This engaging, playful and reflective experience is designed to take visitors of all ages on an emotional journey, allowing them to explore the impact that our choices have on the environment and how they can help preserve our planet for future generations.
Locally sourced produce
The Middle East’s hospitality sector is making significant sustainability inroads through the roll-out of sustainable food and beverage (F&B) offerings.
Dubai-based restaurant Lowe, for instance, has focused on delivering delicious meals that have no detrimental impact on the planet since opening its doors in 2019.
Beirut’s Baron, meanwhile, uses organic produce to create all its recipes, whereas Abu Dhabi’s Sanderson’s uses corn starch in the manufacture of its eco-friendly food tubs and cutlery.
All these trends and more are being incentivised and facilitated by a series of government-led sustainable tourism strategies, which are in effect across the Middle East.
For example, the Dubai College of Tourism (DCT) and Dubai Sustainable Tourism (DST) – both of which form part of Dubai’s Department of Economy and Tourism (DET) – launched a new course earlier this month to enhance sustainable tourism offerings as the emirate prepares to host COP28 in November 2023.
Available on Dubai’s innovative learning platform, Dubai Way, this programme will empower participants to drive water and energy savings through effective green governance and procurement practices.
Elsewhere in the region, the Oman 2040 Tourism Strategy aims to improve sustainability within the sultanate’s luxury travel sector within the coming two decades.
Saudi Arabia is also working to establish itself as a sustainable tourism destination through projects that combine world-class guest experiences and environmental conservation, as it pushes ahead with its ambitious goal to increase inbound tourism by 10 million visitors annually as part of Vision 2030.

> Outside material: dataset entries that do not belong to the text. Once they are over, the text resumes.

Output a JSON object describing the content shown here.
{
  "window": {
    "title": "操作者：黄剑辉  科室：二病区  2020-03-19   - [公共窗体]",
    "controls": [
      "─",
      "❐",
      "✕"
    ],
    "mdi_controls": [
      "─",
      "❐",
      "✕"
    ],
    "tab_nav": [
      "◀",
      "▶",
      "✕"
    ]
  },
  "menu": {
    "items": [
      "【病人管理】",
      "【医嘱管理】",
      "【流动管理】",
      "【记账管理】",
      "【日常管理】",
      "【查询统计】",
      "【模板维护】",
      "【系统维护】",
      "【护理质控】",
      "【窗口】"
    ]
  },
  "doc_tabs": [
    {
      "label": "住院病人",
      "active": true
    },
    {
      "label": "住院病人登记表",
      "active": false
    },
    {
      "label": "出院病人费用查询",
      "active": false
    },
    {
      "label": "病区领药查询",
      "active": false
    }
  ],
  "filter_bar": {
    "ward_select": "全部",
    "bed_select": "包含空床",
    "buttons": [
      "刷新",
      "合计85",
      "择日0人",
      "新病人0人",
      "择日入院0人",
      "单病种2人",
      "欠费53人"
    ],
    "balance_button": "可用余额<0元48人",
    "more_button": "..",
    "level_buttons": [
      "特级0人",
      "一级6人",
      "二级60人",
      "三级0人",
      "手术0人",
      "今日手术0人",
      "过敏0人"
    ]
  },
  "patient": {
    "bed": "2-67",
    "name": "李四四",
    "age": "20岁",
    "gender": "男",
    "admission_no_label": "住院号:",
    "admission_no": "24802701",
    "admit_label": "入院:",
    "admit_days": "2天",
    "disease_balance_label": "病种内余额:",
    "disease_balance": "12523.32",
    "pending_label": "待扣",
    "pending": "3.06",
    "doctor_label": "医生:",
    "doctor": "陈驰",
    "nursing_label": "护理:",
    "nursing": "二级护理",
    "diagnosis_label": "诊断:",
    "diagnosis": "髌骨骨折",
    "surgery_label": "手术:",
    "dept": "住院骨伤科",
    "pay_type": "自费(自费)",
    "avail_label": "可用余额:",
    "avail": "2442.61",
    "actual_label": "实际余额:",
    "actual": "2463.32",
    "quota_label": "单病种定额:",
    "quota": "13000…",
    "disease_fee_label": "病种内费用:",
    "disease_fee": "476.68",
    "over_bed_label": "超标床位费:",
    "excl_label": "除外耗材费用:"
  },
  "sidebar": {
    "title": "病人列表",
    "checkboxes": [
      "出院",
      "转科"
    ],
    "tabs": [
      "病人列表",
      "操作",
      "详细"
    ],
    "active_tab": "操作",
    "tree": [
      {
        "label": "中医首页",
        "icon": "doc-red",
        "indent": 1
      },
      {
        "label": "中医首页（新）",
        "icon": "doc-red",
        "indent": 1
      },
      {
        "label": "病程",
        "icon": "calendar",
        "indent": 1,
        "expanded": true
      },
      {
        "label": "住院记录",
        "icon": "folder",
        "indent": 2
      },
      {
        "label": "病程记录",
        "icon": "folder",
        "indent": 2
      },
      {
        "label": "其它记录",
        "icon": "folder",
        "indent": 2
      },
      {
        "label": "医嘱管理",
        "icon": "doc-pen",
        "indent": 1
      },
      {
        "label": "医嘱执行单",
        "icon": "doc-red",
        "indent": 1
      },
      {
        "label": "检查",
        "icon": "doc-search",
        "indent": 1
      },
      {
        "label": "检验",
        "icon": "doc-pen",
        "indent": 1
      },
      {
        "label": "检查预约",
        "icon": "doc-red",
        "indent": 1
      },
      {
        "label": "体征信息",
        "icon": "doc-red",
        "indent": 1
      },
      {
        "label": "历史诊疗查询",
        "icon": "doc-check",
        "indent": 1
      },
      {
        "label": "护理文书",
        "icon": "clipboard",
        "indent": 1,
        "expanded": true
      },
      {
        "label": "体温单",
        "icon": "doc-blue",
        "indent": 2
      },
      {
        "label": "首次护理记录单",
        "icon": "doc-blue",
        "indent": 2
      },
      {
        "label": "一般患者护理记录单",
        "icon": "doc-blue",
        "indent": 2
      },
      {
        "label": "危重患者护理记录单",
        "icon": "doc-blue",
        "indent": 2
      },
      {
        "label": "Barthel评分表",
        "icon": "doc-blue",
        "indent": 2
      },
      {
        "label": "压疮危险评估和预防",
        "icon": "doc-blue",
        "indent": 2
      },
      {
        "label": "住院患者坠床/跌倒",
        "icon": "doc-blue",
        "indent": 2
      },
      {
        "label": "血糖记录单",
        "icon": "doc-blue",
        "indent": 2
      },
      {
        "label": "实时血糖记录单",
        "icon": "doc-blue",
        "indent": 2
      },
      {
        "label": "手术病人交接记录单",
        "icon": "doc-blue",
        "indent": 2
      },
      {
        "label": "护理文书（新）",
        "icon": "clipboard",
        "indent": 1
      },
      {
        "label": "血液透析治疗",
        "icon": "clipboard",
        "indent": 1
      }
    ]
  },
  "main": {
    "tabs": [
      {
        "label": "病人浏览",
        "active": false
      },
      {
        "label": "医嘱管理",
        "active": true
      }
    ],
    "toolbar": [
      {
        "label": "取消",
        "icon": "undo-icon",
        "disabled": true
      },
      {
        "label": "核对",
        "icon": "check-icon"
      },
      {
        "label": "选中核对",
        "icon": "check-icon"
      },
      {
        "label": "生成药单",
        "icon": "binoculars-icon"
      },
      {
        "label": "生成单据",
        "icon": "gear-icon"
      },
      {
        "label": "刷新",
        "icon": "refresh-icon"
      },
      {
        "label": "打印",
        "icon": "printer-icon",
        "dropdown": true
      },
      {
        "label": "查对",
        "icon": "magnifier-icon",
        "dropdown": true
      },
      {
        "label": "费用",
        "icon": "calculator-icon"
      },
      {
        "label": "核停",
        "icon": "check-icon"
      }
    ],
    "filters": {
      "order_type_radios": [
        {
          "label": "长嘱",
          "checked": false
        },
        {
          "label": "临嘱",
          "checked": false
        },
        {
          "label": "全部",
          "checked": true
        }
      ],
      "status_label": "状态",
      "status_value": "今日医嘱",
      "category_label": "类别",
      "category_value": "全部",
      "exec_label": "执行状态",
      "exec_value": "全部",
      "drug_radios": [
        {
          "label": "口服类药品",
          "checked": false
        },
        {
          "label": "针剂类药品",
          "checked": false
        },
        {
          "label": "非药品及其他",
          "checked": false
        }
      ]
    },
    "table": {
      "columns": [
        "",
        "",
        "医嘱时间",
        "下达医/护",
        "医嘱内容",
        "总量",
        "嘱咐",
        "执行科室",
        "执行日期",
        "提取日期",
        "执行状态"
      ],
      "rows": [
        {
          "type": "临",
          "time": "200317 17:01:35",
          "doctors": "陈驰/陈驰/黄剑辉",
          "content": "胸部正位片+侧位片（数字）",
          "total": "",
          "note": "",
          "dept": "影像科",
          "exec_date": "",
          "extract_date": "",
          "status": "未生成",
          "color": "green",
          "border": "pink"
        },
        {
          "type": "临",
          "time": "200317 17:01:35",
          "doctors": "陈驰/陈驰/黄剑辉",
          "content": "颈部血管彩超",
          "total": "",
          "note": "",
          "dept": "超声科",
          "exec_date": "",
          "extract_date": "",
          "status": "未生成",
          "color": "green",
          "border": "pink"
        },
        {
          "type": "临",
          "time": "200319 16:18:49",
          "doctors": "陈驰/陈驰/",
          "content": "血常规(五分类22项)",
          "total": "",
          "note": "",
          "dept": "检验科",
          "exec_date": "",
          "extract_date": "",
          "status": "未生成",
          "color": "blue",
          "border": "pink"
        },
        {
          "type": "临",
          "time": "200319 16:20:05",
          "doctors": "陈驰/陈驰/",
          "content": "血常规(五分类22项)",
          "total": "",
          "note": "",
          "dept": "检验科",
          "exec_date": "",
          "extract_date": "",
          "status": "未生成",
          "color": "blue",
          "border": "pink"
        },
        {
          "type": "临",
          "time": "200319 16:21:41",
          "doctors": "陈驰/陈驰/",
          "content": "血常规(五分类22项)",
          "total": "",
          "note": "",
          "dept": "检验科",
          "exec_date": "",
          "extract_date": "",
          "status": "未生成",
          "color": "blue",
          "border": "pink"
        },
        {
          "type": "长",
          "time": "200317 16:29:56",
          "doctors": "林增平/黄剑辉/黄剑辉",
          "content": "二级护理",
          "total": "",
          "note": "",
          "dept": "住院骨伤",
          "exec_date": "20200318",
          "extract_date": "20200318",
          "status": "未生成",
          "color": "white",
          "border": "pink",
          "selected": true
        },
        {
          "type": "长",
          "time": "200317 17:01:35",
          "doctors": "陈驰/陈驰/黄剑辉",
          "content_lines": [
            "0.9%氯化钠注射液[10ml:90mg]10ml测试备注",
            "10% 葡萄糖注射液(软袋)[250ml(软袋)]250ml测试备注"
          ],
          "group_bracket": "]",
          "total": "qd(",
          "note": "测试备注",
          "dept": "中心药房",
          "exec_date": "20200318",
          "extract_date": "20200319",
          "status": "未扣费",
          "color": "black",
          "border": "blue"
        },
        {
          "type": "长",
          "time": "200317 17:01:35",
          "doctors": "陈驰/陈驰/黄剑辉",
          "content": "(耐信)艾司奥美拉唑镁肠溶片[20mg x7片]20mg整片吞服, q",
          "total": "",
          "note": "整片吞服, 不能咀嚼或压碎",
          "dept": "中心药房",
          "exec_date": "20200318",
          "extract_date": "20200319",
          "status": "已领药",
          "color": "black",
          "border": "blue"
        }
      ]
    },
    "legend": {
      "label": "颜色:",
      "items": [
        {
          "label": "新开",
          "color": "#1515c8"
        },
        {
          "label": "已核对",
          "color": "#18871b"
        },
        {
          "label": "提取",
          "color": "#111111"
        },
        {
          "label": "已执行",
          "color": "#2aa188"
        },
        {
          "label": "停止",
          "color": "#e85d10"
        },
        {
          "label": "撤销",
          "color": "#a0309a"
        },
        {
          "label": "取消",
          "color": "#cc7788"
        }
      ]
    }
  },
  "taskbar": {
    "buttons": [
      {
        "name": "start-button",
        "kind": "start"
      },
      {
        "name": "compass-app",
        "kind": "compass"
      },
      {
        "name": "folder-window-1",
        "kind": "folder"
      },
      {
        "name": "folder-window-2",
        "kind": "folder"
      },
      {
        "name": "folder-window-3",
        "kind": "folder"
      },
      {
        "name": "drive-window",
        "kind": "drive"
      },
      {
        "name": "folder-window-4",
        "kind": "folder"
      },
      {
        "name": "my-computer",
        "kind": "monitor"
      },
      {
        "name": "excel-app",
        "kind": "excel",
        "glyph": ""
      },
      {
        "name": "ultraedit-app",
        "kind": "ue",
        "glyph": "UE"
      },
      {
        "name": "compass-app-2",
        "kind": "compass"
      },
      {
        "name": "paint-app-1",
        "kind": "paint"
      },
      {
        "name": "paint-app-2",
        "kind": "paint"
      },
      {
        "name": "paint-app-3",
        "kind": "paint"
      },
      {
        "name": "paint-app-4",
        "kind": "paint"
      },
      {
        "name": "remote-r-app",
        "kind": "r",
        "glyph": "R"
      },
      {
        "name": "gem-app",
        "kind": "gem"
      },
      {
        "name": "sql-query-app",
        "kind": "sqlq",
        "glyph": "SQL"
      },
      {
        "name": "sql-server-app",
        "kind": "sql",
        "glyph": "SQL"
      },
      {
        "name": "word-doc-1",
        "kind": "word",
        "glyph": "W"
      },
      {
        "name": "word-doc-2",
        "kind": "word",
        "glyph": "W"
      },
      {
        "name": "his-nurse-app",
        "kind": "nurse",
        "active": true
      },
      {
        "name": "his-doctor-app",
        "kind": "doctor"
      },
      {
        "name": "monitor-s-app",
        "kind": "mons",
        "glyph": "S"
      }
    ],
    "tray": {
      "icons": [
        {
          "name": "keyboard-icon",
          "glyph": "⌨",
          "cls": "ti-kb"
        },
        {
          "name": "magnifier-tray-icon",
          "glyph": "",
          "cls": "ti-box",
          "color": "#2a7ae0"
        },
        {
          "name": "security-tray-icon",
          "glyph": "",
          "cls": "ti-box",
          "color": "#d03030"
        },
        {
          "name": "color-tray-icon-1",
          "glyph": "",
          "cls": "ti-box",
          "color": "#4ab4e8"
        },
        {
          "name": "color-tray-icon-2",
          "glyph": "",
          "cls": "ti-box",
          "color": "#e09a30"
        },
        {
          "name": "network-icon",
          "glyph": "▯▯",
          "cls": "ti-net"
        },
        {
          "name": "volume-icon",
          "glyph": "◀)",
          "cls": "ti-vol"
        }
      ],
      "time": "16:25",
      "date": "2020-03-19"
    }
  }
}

The collective commitment of regional leaders to the development of a sustainable travel industry will offer an ideal framework for the panels, workshops and conversations at ATM 2023.
Policymakers, industry leaders and tourism professionals from around the world come together to catalyse the journey to net zero.
ATM 2023 will provide a global platform for regional experts to explore their sector’s sustainable future ahead of COP28, which will take place in the Expo City Dubai in November of next year.
Each year, ATM highlights specific aspects of travel that will be pivotal in determining the direction the industry will take moving forward.
The 2023 edition will explore how innovative sustainable travel trends are likely to evolve, allowing participants to identify growth strategies within key vertical sectors.
ATM 2023 will also feature a sustainability category at its annual exhibitor awards for the first time.
Exhibiting organisations will be recognised based on the extent to which they have considered the environmental impact of their stands, as well as their efforts to reduce or offset their carbon footprints.
The ATM 2023 conference programme is being specifically developed to address sustainability issues across the travel and tourism industry, with commentary from leadership figures representing a variety of market segments such as destinations, travel technology, airlines, etc.
ATM 2022 attracted more than 24,000 visitors and hosted over 31,000 participants, including 1,600 exhibitors and attendees from 151 countries, across 10 halls at DWTC.